▶ **Excerpted data**
================

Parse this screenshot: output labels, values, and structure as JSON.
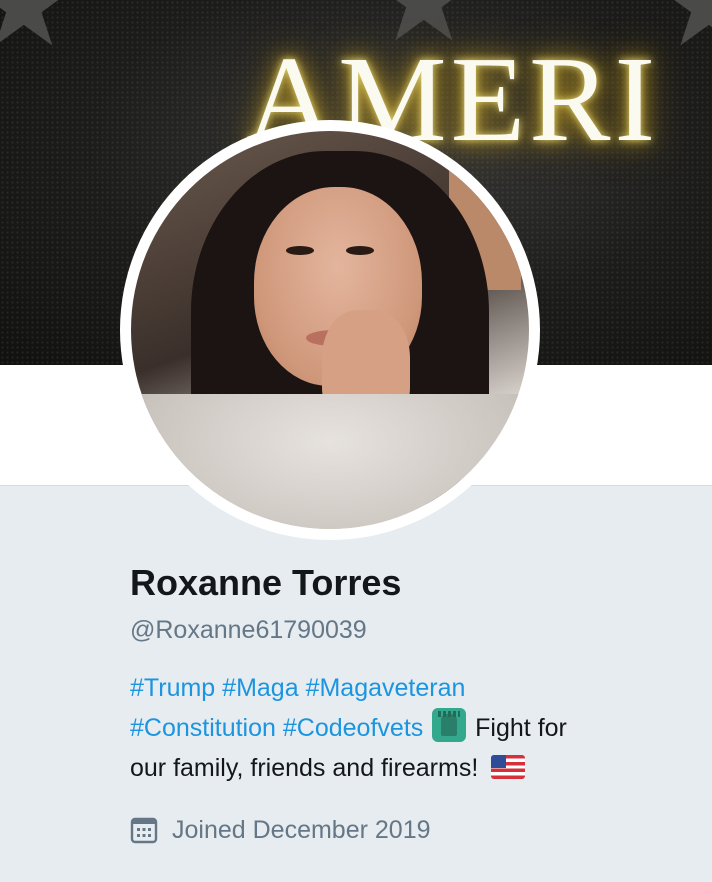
{
  "banner": {
    "word": "AMERI"
  },
  "profile": {
    "display_name": "Roxanne Torres",
    "handle": "@Roxanne61790039",
    "bio": {
      "hashtags_line1": [
        "#Trump",
        "#Maga",
        "#Magaveteran"
      ],
      "hashtags_line2": [
        "#Constitution",
        "#Codeofvets"
      ],
      "text_after_emoji": " Fight for",
      "text_line3": "our family, friends and firearms! "
    },
    "joined": "Joined December 2019",
    "emoji": {
      "liberty": "statue-of-liberty-emoji",
      "flag": "us-flag-emoji"
    }
  },
  "colors": {
    "link": "#1b95e0",
    "secondary_text": "#657786",
    "primary_text": "#14171a",
    "background": "#e6ecf0"
  }
}
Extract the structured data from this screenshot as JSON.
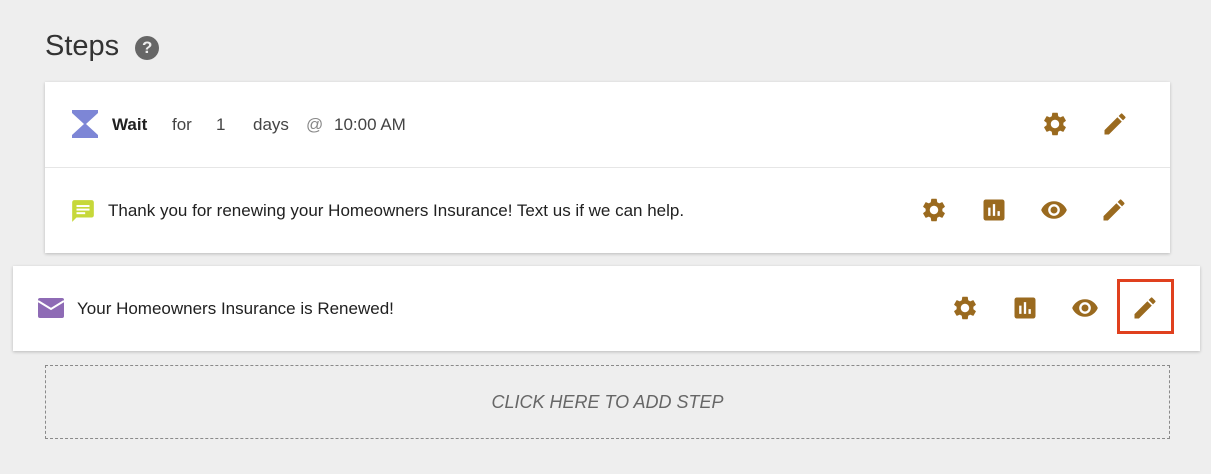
{
  "header": {
    "title": "Steps",
    "help_icon": "help-circle-icon",
    "help_symbol": "?"
  },
  "steps": [
    {
      "type": "wait",
      "icon": "hourglass-icon",
      "label": "Wait",
      "for_text": "for",
      "amount": "1",
      "unit": "days",
      "at_symbol": "@",
      "time": "10:00 AM",
      "actions": [
        "gear-icon",
        "pencil-icon"
      ]
    },
    {
      "type": "sms",
      "icon": "message-icon",
      "text": "Thank you for renewing your Homeowners Insurance! Text us if we can help.",
      "actions": [
        "gear-icon",
        "bar-chart-icon",
        "eye-icon",
        "pencil-icon"
      ]
    },
    {
      "type": "email",
      "icon": "envelope-icon",
      "text": "Your Homeowners Insurance is Renewed!",
      "actions": [
        "gear-icon",
        "bar-chart-icon",
        "eye-icon",
        "pencil-icon"
      ],
      "edit_highlighted": true
    }
  ],
  "add_step": {
    "label": "CLICK HERE TO ADD STEP"
  },
  "colors": {
    "action_icon": "#9a6a1f",
    "highlight": "#e0401e",
    "wait_icon": "#7d86d6",
    "message_icon": "#c6d83a",
    "envelope_icon": "#8e6bb5"
  }
}
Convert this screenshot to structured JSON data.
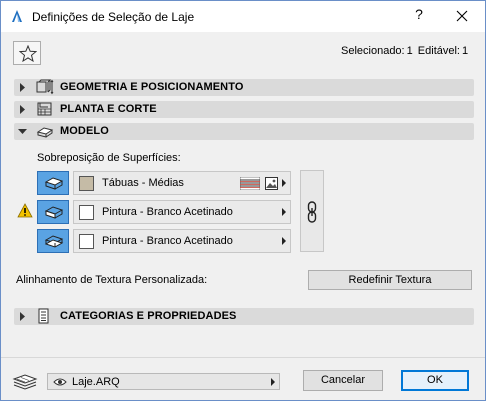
{
  "window": {
    "title": "Definições de Seleção de Laje",
    "help_label": "?",
    "colors": {
      "border": "#6a8fc8",
      "accent": "#0078d7",
      "surface_button": "#5aa3e3",
      "panel_header": "#dadada"
    }
  },
  "selection_info": {
    "selected_label": "Selecionado:",
    "selected_count": "1",
    "editable_label": "Editável:",
    "editable_count": "1"
  },
  "panels": {
    "geometry": {
      "label": "GEOMETRIA E POSICIONAMENTO",
      "icon": "geometry-icon",
      "expanded": false
    },
    "plan": {
      "label": "PLANTA E CORTE",
      "icon": "floor-plan-icon",
      "expanded": false
    },
    "model": {
      "label": "MODELO",
      "icon": "model-icon",
      "expanded": true
    },
    "categories": {
      "label": "CATEGORIAS E PROPRIEDADES",
      "icon": "document-icon",
      "expanded": false
    }
  },
  "model": {
    "surface_override_label": "Sobreposição de Superfícies:",
    "surfaces": [
      {
        "part": "top-surface",
        "material": "Tábuas - Médias",
        "swatch_color": "#c5bba6"
      },
      {
        "part": "edge-surface",
        "material": "Pintura - Branco Acetinado",
        "swatch_color": "#ffffff"
      },
      {
        "part": "bottom-surface",
        "material": "Pintura - Branco Acetinado",
        "swatch_color": "#ffffff"
      }
    ],
    "texture_alignment_label": "Alinhamento de Textura Personalizada:",
    "reset_texture_label": "Redefinir Textura"
  },
  "footer": {
    "layer_name": "Laje.ARQ",
    "cancel_label": "Cancelar",
    "ok_label": "OK"
  }
}
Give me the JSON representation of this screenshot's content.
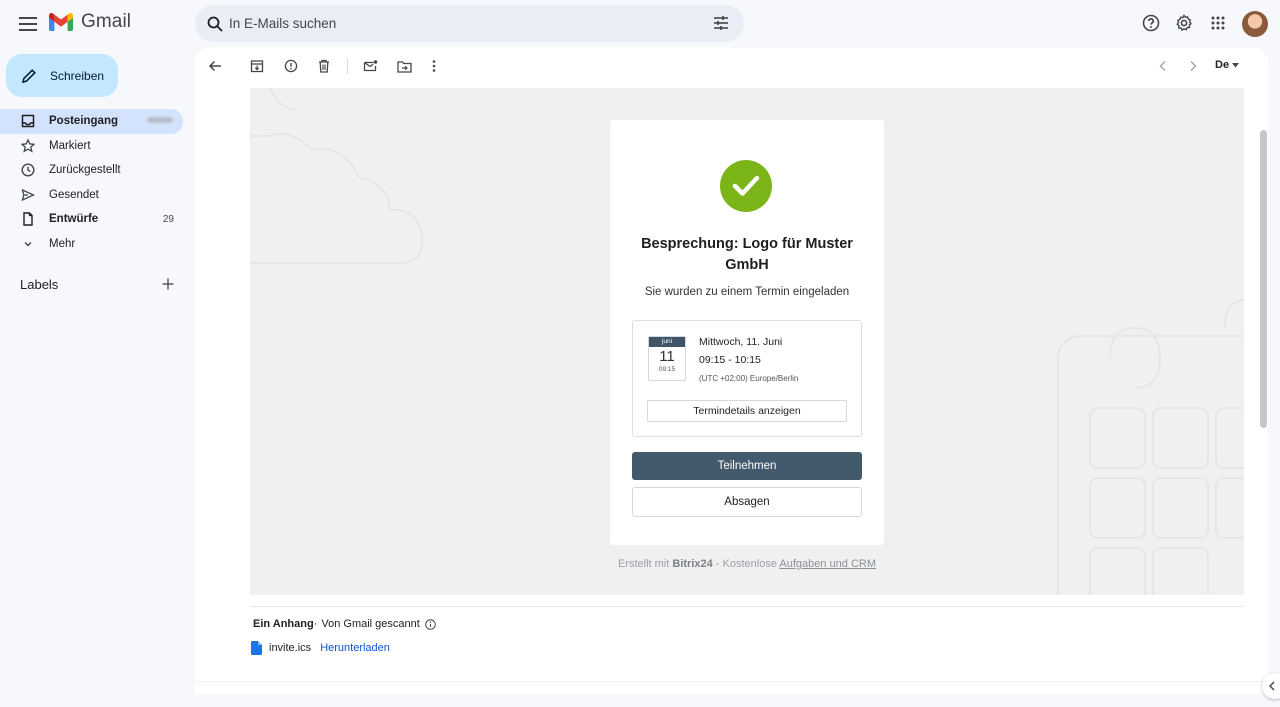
{
  "app": {
    "name": "Gmail"
  },
  "search": {
    "placeholder": "In E-Mails suchen"
  },
  "compose": {
    "label": "Schreiben"
  },
  "nav": {
    "items": [
      {
        "label": "Posteingang",
        "icon": "inbox-icon",
        "active": true,
        "bold": true,
        "count": ""
      },
      {
        "label": "Markiert",
        "icon": "star-icon",
        "count": ""
      },
      {
        "label": "Zurückgestellt",
        "icon": "clock-icon",
        "count": ""
      },
      {
        "label": "Gesendet",
        "icon": "send-icon",
        "count": ""
      },
      {
        "label": "Entwürfe",
        "icon": "draft-icon",
        "bold": true,
        "count": "29"
      },
      {
        "label": "Mehr",
        "icon": "chevron-down-icon",
        "count": ""
      }
    ]
  },
  "labels": {
    "title": "Labels"
  },
  "toolbar": {
    "language": "De"
  },
  "invite": {
    "title": "Besprechung: Logo für Muster GmbH",
    "subtitle": "Sie wurden zu einem Termin eingeladen",
    "calendar": {
      "month": "juni",
      "day": "11",
      "time": "09:15"
    },
    "date": "Mittwoch, 11. Juni",
    "time_range": "09:15 - 10:15",
    "timezone": "(UTC +02:00) Europe/Berlin",
    "details_button": "Termindetails anzeigen",
    "accept_button": "Teilnehmen",
    "decline_button": "Absagen",
    "footer": {
      "prefix": "Erstellt mit ",
      "brand": "Bitrix24",
      "middle": " - Kostenlose ",
      "link": "Aufgaben und CRM"
    }
  },
  "attachments": {
    "heading": "Ein Anhang",
    "scanned": "Von Gmail gescannt",
    "file_name": "invite.ics",
    "download": "Herunterladen"
  },
  "colors": {
    "accent": "#c2e7ff",
    "active_nav": "#d3e3fd",
    "check_green": "#7cb518",
    "accept_button": "#435a6d",
    "link": "#0b57d0"
  }
}
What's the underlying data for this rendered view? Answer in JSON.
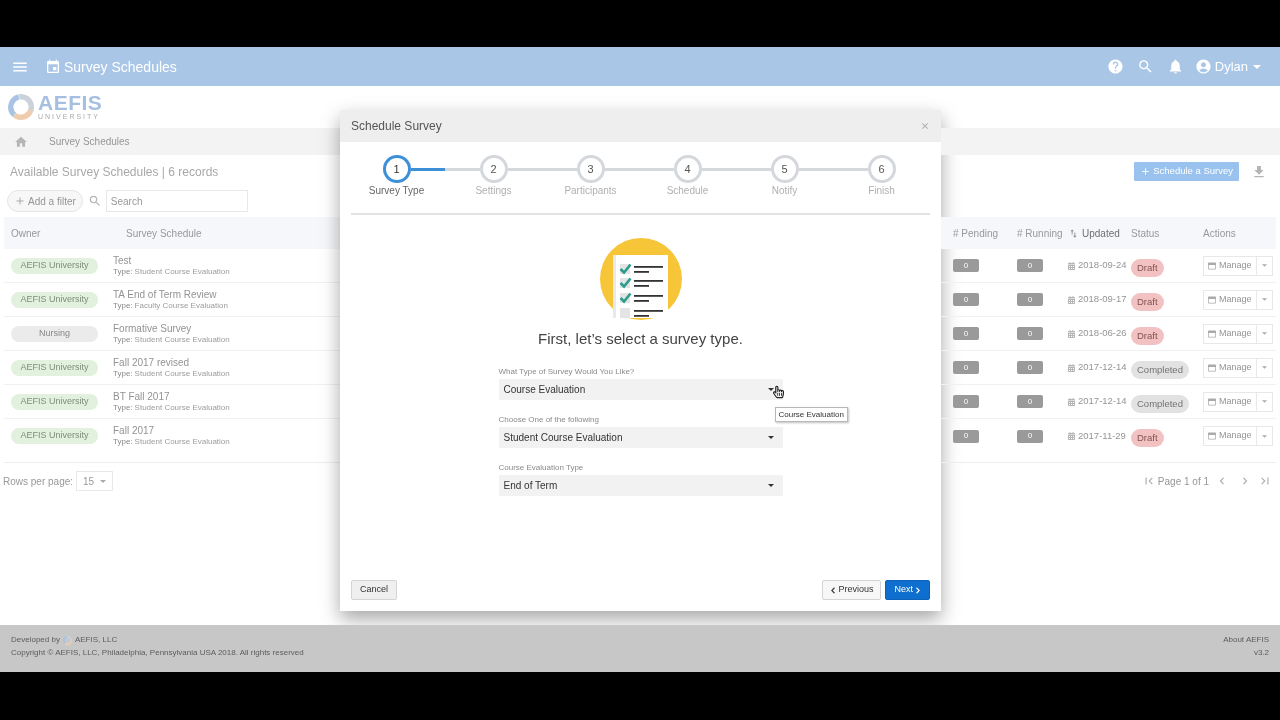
{
  "app_bar": {
    "title": "Survey Schedules",
    "user": "Dylan"
  },
  "logo": {
    "name": "AEFIS",
    "subtitle": "UNIVERSITY"
  },
  "breadcrumb": {
    "items": [
      "Survey Schedules"
    ]
  },
  "page_header": {
    "title": "Available Survey Schedules | 6 records",
    "action_button": "Schedule a Survey"
  },
  "filter_bar": {
    "add_filter": "Add a filter",
    "search": {
      "placeholder": "Search"
    }
  },
  "table": {
    "columns": [
      {
        "label": "Owner",
        "sorted": false
      },
      {
        "label": "Survey Schedule",
        "sorted": false
      },
      {
        "label": "# Pending",
        "sorted": false
      },
      {
        "label": "# Running",
        "sorted": false
      },
      {
        "label": "Updated",
        "sorted": true
      },
      {
        "label": "Status",
        "sorted": false
      },
      {
        "label": "Actions",
        "sorted": false
      }
    ],
    "rows": [
      {
        "owner": {
          "label": "AEFIS University",
          "color": "#e2f1dd"
        },
        "name": "Test",
        "type_label": "Type:",
        "type": "Student Course Evaluation",
        "pending": "0",
        "running": "0",
        "updated": "2018-09-24",
        "status": {
          "label": "Draft",
          "color": "#f2c2c2"
        },
        "action": "Manage"
      },
      {
        "owner": {
          "label": "AEFIS University",
          "color": "#e2f1dd"
        },
        "name": "TA End of Term Review",
        "type_label": "Type:",
        "type": "Faculty Course Evaluation",
        "pending": "0",
        "running": "0",
        "updated": "2018-09-17",
        "status": {
          "label": "Draft",
          "color": "#f2c2c2"
        },
        "action": "Manage"
      },
      {
        "owner": {
          "label": "Nursing",
          "color": "#ebebeb"
        },
        "name": "Formative Survey",
        "type_label": "Type:",
        "type": "Student Course Evaluation",
        "pending": "0",
        "running": "0",
        "updated": "2018-06-26",
        "status": {
          "label": "Draft",
          "color": "#f2c2c2"
        },
        "action": "Manage"
      },
      {
        "owner": {
          "label": "AEFIS University",
          "color": "#e2f1dd"
        },
        "name": "Fall 2017 revised",
        "type_label": "Type:",
        "type": "Student Course Evaluation",
        "pending": "0",
        "running": "0",
        "updated": "2017-12-14",
        "status": {
          "label": "Completed",
          "color": "#e2e2e2"
        },
        "action": "Manage"
      },
      {
        "owner": {
          "label": "AEFIS University",
          "color": "#e2f1dd"
        },
        "name": "BT Fall 2017",
        "type_label": "Type:",
        "type": "Student Course Evaluation",
        "pending": "0",
        "running": "0",
        "updated": "2017-12-14",
        "status": {
          "label": "Completed",
          "color": "#e2e2e2"
        },
        "action": "Manage"
      },
      {
        "owner": {
          "label": "AEFIS University",
          "color": "#e2f1dd"
        },
        "name": "Fall 2017",
        "type_label": "Type:",
        "type": "Student Course Evaluation",
        "pending": "0",
        "running": "0",
        "updated": "2017-11-29",
        "status": {
          "label": "Draft",
          "color": "#f2c2c2"
        },
        "action": "Manage"
      }
    ]
  },
  "pagination": {
    "rows_per_page_label": "Rows per page:",
    "rows_per_page": "15",
    "page_info": "Page 1 of 1"
  },
  "dialog": {
    "title": "Schedule Survey",
    "steps": [
      {
        "number": "1",
        "label": "Survey Type",
        "selected": true
      },
      {
        "number": "2",
        "label": "Settings",
        "selected": false
      },
      {
        "number": "3",
        "label": "Participants",
        "selected": false
      },
      {
        "number": "4",
        "label": "Schedule",
        "selected": false
      },
      {
        "number": "5",
        "label": "Notify",
        "selected": false
      },
      {
        "number": "6",
        "label": "Finish",
        "selected": false
      }
    ],
    "heading": "First, let’s select a survey type.",
    "fields": [
      {
        "label": "What Type of Survey Would You Like?",
        "value": "Course Evaluation",
        "tooltip": "Course Evaluation"
      },
      {
        "label": "Choose One of the following",
        "value": "Student Course Evaluation"
      },
      {
        "label": "Course Evaluation Type",
        "value": "End of Term"
      }
    ],
    "buttons": {
      "cancel": "Cancel",
      "previous": "Previous",
      "next": "Next"
    }
  },
  "footer": {
    "developed_by": "Developed by",
    "company": "AEFIS, LLC",
    "copyright": "Copyright © AEFIS, LLC, Philadelphia, Pennsylvania USA 2018. All rights reserved",
    "about": "About AEFIS",
    "version": "v3.2"
  }
}
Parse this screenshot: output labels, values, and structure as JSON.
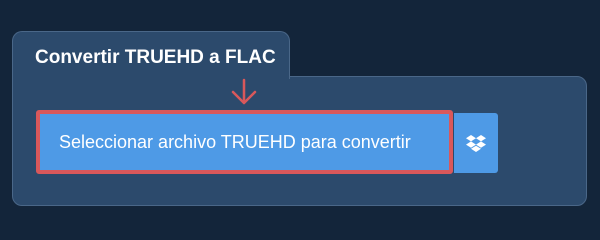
{
  "converter": {
    "title": "Convertir TRUEHD a FLAC",
    "upload_button_label": "Seleccionar archivo TRUEHD para convertir",
    "icons": {
      "pointer": "arrow-down-icon",
      "cloud": "dropbox-icon"
    }
  },
  "colors": {
    "page_background": "#13253a",
    "panel_background": "#2c4a6c",
    "button_background": "#4e9ae6",
    "highlight_border": "#d9585b"
  }
}
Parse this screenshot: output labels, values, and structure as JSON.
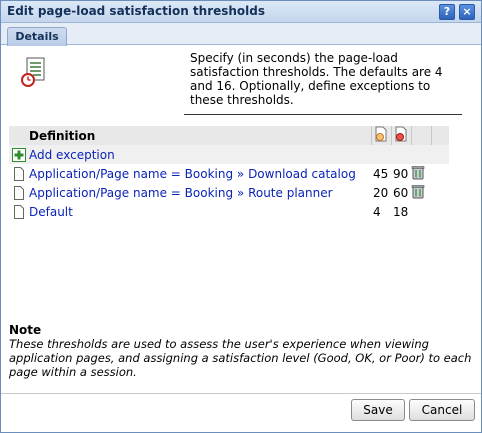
{
  "dialog": {
    "title": "Edit page-load satisfaction thresholds",
    "help_glyph": "?",
    "close_glyph": "×"
  },
  "tabs": [
    {
      "label": "Details",
      "active": true
    }
  ],
  "description": "Specify (in seconds) the page-load satisfaction thresholds. The defaults are 4 and 16. Optionally, define exceptions to these thresholds.",
  "table": {
    "header": {
      "definition": "Definition",
      "col1_icon": "satisfied-threshold-icon",
      "col2_icon": "frustrated-threshold-icon"
    },
    "add_exception_label": "Add exception",
    "rows": [
      {
        "definition": "Application/Page name = Booking » Download catalog",
        "t1": "45",
        "t2": "90",
        "deletable": true
      },
      {
        "definition": "Application/Page name = Booking » Route planner",
        "t1": "20",
        "t2": "60",
        "deletable": true
      },
      {
        "definition": "Default",
        "t1": "4",
        "t2": "18",
        "deletable": false
      }
    ]
  },
  "note": {
    "title": "Note",
    "body": "These thresholds are used to assess the user's experience when viewing application pages, and assigning a satisfaction level (Good, OK, or Poor) to each page within a session."
  },
  "buttons": {
    "save": "Save",
    "cancel": "Cancel"
  },
  "colors": {
    "link": "#0b24b8",
    "accent": "#2d62b9",
    "add": "#2e8b2e"
  }
}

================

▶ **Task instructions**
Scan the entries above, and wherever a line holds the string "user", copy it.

▶ **Your response**
    "user": "Dylan"
    "body": "These thresholds are used to assess the user's experience when viewing application pages, and assigning a satisfaction level (Good, OK, or Poor) to each page within a session."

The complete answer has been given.